### [Problem requirements]
Could the entries below be reproduced exactly, with the images removed?

*** Data extracts Section Begins ***

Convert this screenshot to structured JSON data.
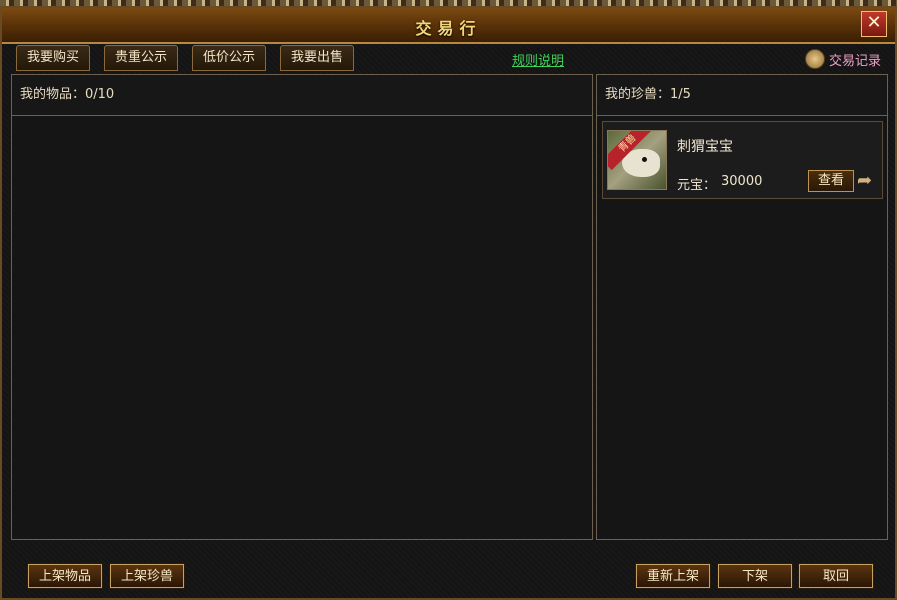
{
  "window": {
    "title": "交易行",
    "close_label": "✕"
  },
  "tabs": [
    {
      "label": "我要购买"
    },
    {
      "label": "贵重公示"
    },
    {
      "label": "低价公示"
    },
    {
      "label": "我要出售"
    }
  ],
  "rules_link": "规则说明",
  "trade_log": {
    "label": "交易记录",
    "icon": "scroll-icon"
  },
  "items_panel": {
    "header": "我的物品：0/10"
  },
  "beasts_panel": {
    "header": "我的珍兽：1/5",
    "beasts": [
      {
        "name": "刺猬宝宝",
        "badge": "青兽",
        "price_label": "元宝：",
        "price_value": "30000",
        "view_label": "查看",
        "icon": "hedgehog-icon"
      }
    ]
  },
  "bottom_buttons": {
    "list_item": "上架物品",
    "list_beast": "上架珍兽",
    "relist": "重新上架",
    "delist": "下架",
    "retrieve": "取回"
  }
}
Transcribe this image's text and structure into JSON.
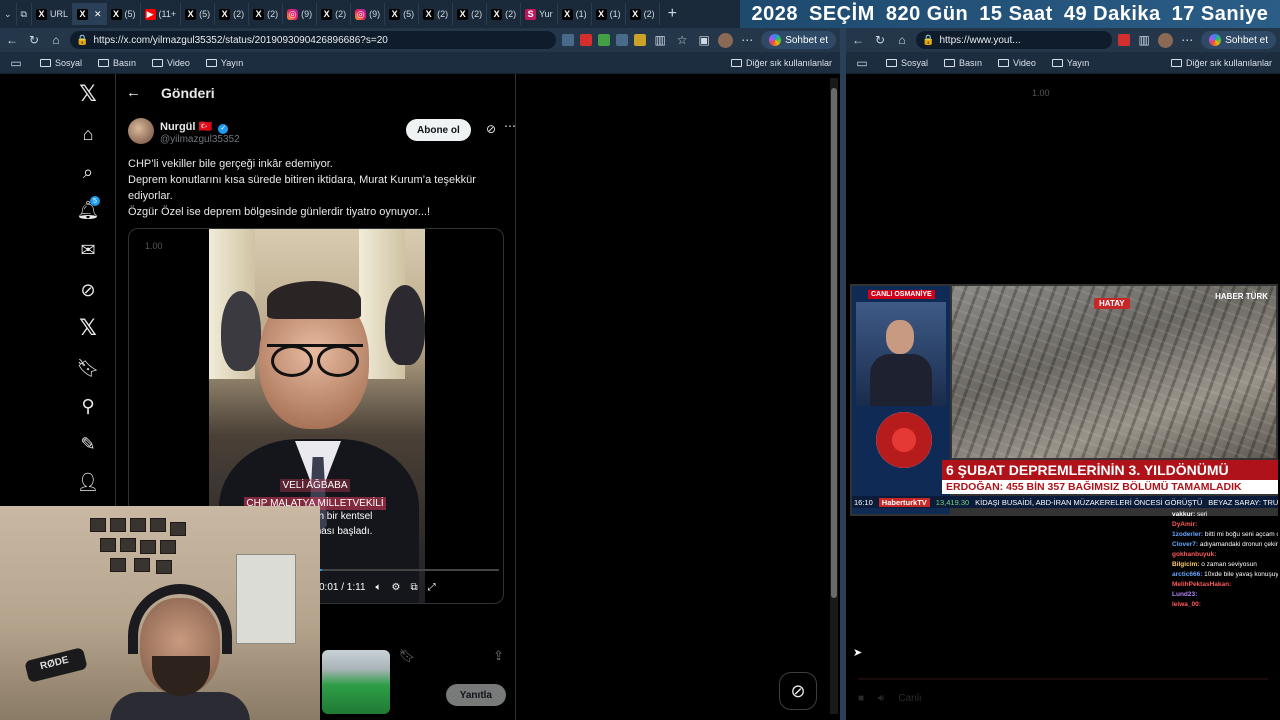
{
  "tabs": [
    {
      "icon": "X",
      "label": "URL",
      "kind": "x"
    },
    {
      "icon": "X",
      "label": "",
      "kind": "x",
      "active": true
    },
    {
      "icon": "X",
      "label": "(5)",
      "kind": "x"
    },
    {
      "icon": "▶",
      "label": "(11+",
      "kind": "yt"
    },
    {
      "icon": "X",
      "label": "(5)",
      "kind": "x"
    },
    {
      "icon": "X",
      "label": "(2)",
      "kind": "x"
    },
    {
      "icon": "X",
      "label": "(2)",
      "kind": "x"
    },
    {
      "icon": "◎",
      "label": "(9)",
      "kind": "ig"
    },
    {
      "icon": "X",
      "label": "(2)",
      "kind": "x"
    },
    {
      "icon": "◎",
      "label": "(9)",
      "kind": "ig"
    },
    {
      "icon": "X",
      "label": "(5)",
      "kind": "x"
    },
    {
      "icon": "X",
      "label": "(2)",
      "kind": "x"
    },
    {
      "icon": "X",
      "label": "(2)",
      "kind": "x"
    },
    {
      "icon": "X",
      "label": "(2)",
      "kind": "x"
    },
    {
      "icon": "S",
      "label": "Yur",
      "kind": "red"
    },
    {
      "icon": "X",
      "label": "(1)",
      "kind": "x"
    },
    {
      "icon": "X",
      "label": "(1)",
      "kind": "x"
    },
    {
      "icon": "X",
      "label": "(2)",
      "kind": "x"
    }
  ],
  "new_tab": "+",
  "countdown": {
    "year": "2028",
    "label": "SEÇİM",
    "days": "820 Gün",
    "hours": "15 Saat",
    "minutes": "49 Dakika",
    "seconds": "17 Saniye"
  },
  "left_browser": {
    "url": "https://x.com/yilmazgul35352/status/2019093090426896686?s=20",
    "copilot_label": "Sohbet et",
    "bookmarks": [
      "Sosyal",
      "Basın",
      "Video",
      "Yayın"
    ],
    "other_bookmarks": "Diğer sık kullanılanlar"
  },
  "right_browser": {
    "url": "https://www.yout...",
    "copilot_label": "Sohbet et",
    "bookmarks": [
      "Sosyal",
      "Basın",
      "Video",
      "Yayın"
    ],
    "other_bookmarks": "Diğer sık kullanılanlar"
  },
  "x": {
    "header_title": "Gönderi",
    "notification_count": "5",
    "author_name": "Nurgül",
    "author_flag": "🇹🇷",
    "author_handle": "@yilmazgul35352",
    "follow_label": "Abone ol",
    "tweet_lines": [
      "CHP’li vekiller bile gerçeği inkâr edemiyor.",
      "Deprem konutlarını kısa sürede bitiren iktidara, Murat Kurum’a teşekkür ediyorlar.",
      "Özgür Özel ise deprem bölgesinde günlerdir tiyatro oynuyor...!"
    ],
    "video_speed": "1.00",
    "video_caption_name": "VELİ AĞBABA",
    "video_caption_title": "CHP MALATYA MİLLETVEKİLİ",
    "video_subtitle_1": "...gün bir kentsel",
    "video_subtitle_2": "...aması başladı.",
    "video_time": "0:01 / 1:11",
    "video_progress": 0.014,
    "reply_label": "Yanıtla"
  },
  "webcam": {
    "mic_brand": "RØDE"
  },
  "youtube": {
    "speed": "1.00",
    "live_label": "CANLI OSMANİYE",
    "location": "HATAY",
    "channel": "HABER TÜRK",
    "headline": "6 ŞUBAT DEPREMLERİNİN 3. YILDÖNÜMÜ",
    "subheadline": "ERDOĞAN: 455 BİN 357 BAĞIMSIZ BÖLÜMÜ TAMAMLADIK",
    "ticker_time": "16:10",
    "ticker_brand": "HaberturkTV",
    "ticker_index": "13,419.30",
    "ticker_text": "KİDAŞI BUSAİDİ, ABD-İRAN MÜZAKERELERİ ÖNCESİ GÖRÜŞTÜ",
    "ticker_text_2": "BEYAZ SARAY: TRUMP İ",
    "chat": [
      {
        "user": "vakkur:",
        "text": "seri",
        "color": "#ffffff"
      },
      {
        "user": "DyAmir:",
        "text": "",
        "color": "#ff5a5a"
      },
      {
        "user": "1zoderler:",
        "text": "bitti mi boğu seni açcam ona göre",
        "color": "#6aa7ff"
      },
      {
        "user": "Clover7:",
        "text": "adıyamandaki dronun çekim yaptığı yer",
        "color": "#6aa7ff"
      },
      {
        "user": "gokhanbuyuk:",
        "text": "",
        "color": "#ff5a5a"
      },
      {
        "user": "Bilgicim:",
        "text": "o zaman seviyosun",
        "color": "#ffcc66"
      },
      {
        "user": "arctic666:",
        "text": "10xde bile yavaş konuşuyor",
        "color": "#6aa7ff"
      },
      {
        "user": "MelihPektasHakan:",
        "text": "",
        "color": "#ff5a5a"
      },
      {
        "user": "Lund23:",
        "text": "",
        "color": "#b388ff"
      },
      {
        "user": "leiwa_00:",
        "text": "",
        "color": "#ff5a5a"
      }
    ],
    "controls_label": "Canlı"
  }
}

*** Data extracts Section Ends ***

### [Final answer]
Convert this screenshot to structured JSON data.
{
  "window": {
    "title": "交易行",
    "close_label": "✕"
  },
  "tabs": [
    {
      "label": "我要购买"
    },
    {
      "label": "贵重公示"
    },
    {
      "label": "低价公示"
    },
    {
      "label": "我要出售"
    }
  ],
  "rules_link": "规则说明",
  "trade_log": {
    "label": "交易记录",
    "icon": "scroll-icon"
  },
  "items_panel": {
    "header": "我的物品：0/10"
  },
  "beasts_panel": {
    "header": "我的珍兽：1/5",
    "beasts": [
      {
        "name": "刺猬宝宝",
        "badge": "青兽",
        "price_label": "元宝：",
        "price_value": "30000",
        "view_label": "查看",
        "icon": "hedgehog-icon"
      }
    ]
  },
  "bottom_buttons": {
    "list_item": "上架物品",
    "list_beast": "上架珍兽",
    "relist": "重新上架",
    "delist": "下架",
    "retrieve": "取回"
  }
}
Transcribe this image's text and structure into JSON.
{
  "tabs": [
    {
      "icon": "X",
      "label": "URL",
      "kind": "x"
    },
    {
      "icon": "X",
      "label": "",
      "kind": "x",
      "active": true
    },
    {
      "icon": "X",
      "label": "(5)",
      "kind": "x"
    },
    {
      "icon": "▶",
      "label": "(11+",
      "kind": "yt"
    },
    {
      "icon": "X",
      "label": "(5)",
      "kind": "x"
    },
    {
      "icon": "X",
      "label": "(2)",
      "kind": "x"
    },
    {
      "icon": "X",
      "label": "(2)",
      "kind": "x"
    },
    {
      "icon": "◎",
      "label": "(9)",
      "kind": "ig"
    },
    {
      "icon": "X",
      "label": "(2)",
      "kind": "x"
    },
    {
      "icon": "◎",
      "label": "(9)",
      "kind": "ig"
    },
    {
      "icon": "X",
      "label": "(5)",
      "kind": "x"
    },
    {
      "icon": "X",
      "label": "(2)",
      "kind": "x"
    },
    {
      "icon": "X",
      "label": "(2)",
      "kind": "x"
    },
    {
      "icon": "X",
      "label": "(2)",
      "kind": "x"
    },
    {
      "icon": "S",
      "label": "Yur",
      "kind": "red"
    },
    {
      "icon": "X",
      "label": "(1)",
      "kind": "x"
    },
    {
      "icon": "X",
      "label": "(1)",
      "kind": "x"
    },
    {
      "icon": "X",
      "label": "(2)",
      "kind": "x"
    }
  ],
  "new_tab": "+",
  "countdown": {
    "year": "2028",
    "label": "SEÇİM",
    "days": "820 Gün",
    "hours": "15 Saat",
    "minutes": "49 Dakika",
    "seconds": "17 Saniye"
  },
  "left_browser": {
    "url": "https://x.com/yilmazgul35352/status/2019093090426896686?s=20",
    "copilot_label": "Sohbet et",
    "bookmarks": [
      "Sosyal",
      "Basın",
      "Video",
      "Yayın"
    ],
    "other_bookmarks": "Diğer sık kullanılanlar"
  },
  "right_browser": {
    "url": "https://www.yout...",
    "copilot_label": "Sohbet et",
    "bookmarks": [
      "Sosyal",
      "Basın",
      "Video",
      "Yayın"
    ],
    "other_bookmarks": "Diğer sık kullanılanlar"
  },
  "x": {
    "header_title": "Gönderi",
    "notification_count": "5",
    "author_name": "Nurgül",
    "author_flag": "🇹🇷",
    "author_handle": "@yilmazgul35352",
    "follow_label": "Abone ol",
    "tweet_lines": [
      "CHP’li vekiller bile gerçeği inkâr edemiyor.",
      "Deprem konutlarını kısa sürede bitiren iktidara, Murat Kurum’a teşekkür ediyorlar.",
      "Özgür Özel ise deprem bölgesinde günlerdir tiyatro oynuyor...!"
    ],
    "video_speed": "1.00",
    "video_caption_name": "VELİ AĞBABA",
    "video_caption_title": "CHP MALATYA MİLLETVEKİLİ",
    "video_subtitle_1": "...gün bir kentsel",
    "video_subtitle_2": "...aması başladı.",
    "video_time": "0:01 / 1:11",
    "video_progress": 0.014,
    "reply_label": "Yanıtla"
  },
  "webcam": {
    "mic_brand": "RØDE"
  },
  "youtube": {
    "speed": "1.00",
    "live_label": "CANLI OSMANİYE",
    "location": "HATAY",
    "channel": "HABER TÜRK",
    "headline": "6 ŞUBAT DEPREMLERİNİN 3. YILDÖNÜMÜ",
    "subheadline": "ERDOĞAN: 455 BİN 357 BAĞIMSIZ BÖLÜMÜ TAMAMLADIK",
    "ticker_time": "16:10",
    "ticker_brand": "HaberturkTV",
    "ticker_index": "13,419.30",
    "ticker_text": "KİDAŞI BUSAİDİ, ABD-İRAN MÜZAKERELERİ ÖNCESİ GÖRÜŞTÜ",
    "ticker_text_2": "BEYAZ SARAY: TRUMP İ",
    "chat": [
      {
        "user": "vakkur:",
        "text": "seri",
        "color": "#ffffff"
      },
      {
        "user": "DyAmir:",
        "text": "",
        "color": "#ff5a5a"
      },
      {
        "user": "1zoderler:",
        "text": "bitti mi boğu seni açcam ona göre",
        "color": "#6aa7ff"
      },
      {
        "user": "Clover7:",
        "text": "adıyamandaki dronun çekim yaptığı yer",
        "color": "#6aa7ff"
      },
      {
        "user": "gokhanbuyuk:",
        "text": "",
        "color": "#ff5a5a"
      },
      {
        "user": "Bilgicim:",
        "text": "o zaman seviyosun",
        "color": "#ffcc66"
      },
      {
        "user": "arctic666:",
        "text": "10xde bile yavaş konuşuyor",
        "color": "#6aa7ff"
      },
      {
        "user": "MelihPektasHakan:",
        "text": "",
        "color": "#ff5a5a"
      },
      {
        "user": "Lund23:",
        "text": "",
        "color": "#b388ff"
      },
      {
        "user": "leiwa_00:",
        "text": "",
        "color": "#ff5a5a"
      }
    ],
    "controls_label": "Canlı"
  }
}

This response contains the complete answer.